#### [Data to examine]
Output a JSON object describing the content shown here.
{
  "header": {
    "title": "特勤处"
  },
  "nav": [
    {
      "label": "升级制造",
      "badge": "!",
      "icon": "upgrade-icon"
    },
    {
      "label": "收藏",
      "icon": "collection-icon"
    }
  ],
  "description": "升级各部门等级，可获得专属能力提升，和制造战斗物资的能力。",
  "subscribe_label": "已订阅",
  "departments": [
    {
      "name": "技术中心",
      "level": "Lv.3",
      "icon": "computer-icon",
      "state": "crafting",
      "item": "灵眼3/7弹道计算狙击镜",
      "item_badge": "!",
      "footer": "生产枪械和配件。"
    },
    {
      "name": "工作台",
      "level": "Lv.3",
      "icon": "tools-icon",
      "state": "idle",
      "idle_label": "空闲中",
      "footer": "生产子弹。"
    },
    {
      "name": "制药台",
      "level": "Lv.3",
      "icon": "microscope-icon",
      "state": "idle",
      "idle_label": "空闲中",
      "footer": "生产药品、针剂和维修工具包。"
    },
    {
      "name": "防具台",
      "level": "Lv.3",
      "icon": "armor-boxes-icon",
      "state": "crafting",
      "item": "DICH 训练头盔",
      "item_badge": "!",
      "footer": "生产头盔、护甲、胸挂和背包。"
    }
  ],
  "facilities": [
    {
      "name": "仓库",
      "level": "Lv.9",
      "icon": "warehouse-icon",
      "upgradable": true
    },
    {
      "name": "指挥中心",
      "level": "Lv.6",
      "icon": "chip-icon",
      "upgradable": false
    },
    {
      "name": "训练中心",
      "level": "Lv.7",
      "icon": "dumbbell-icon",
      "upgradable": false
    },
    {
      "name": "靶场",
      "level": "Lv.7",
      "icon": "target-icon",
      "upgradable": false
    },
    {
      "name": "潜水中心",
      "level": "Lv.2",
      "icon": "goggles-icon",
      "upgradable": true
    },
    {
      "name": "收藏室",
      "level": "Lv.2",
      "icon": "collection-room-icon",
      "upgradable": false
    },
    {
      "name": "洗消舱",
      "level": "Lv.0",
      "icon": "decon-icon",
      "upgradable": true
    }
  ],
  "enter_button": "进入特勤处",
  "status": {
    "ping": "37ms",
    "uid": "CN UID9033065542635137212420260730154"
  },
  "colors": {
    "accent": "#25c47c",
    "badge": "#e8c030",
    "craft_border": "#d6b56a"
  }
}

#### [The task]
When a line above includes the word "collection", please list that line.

#### [Exercise response]
      "icon": "collection-icon"
      "icon": "collection-room-icon",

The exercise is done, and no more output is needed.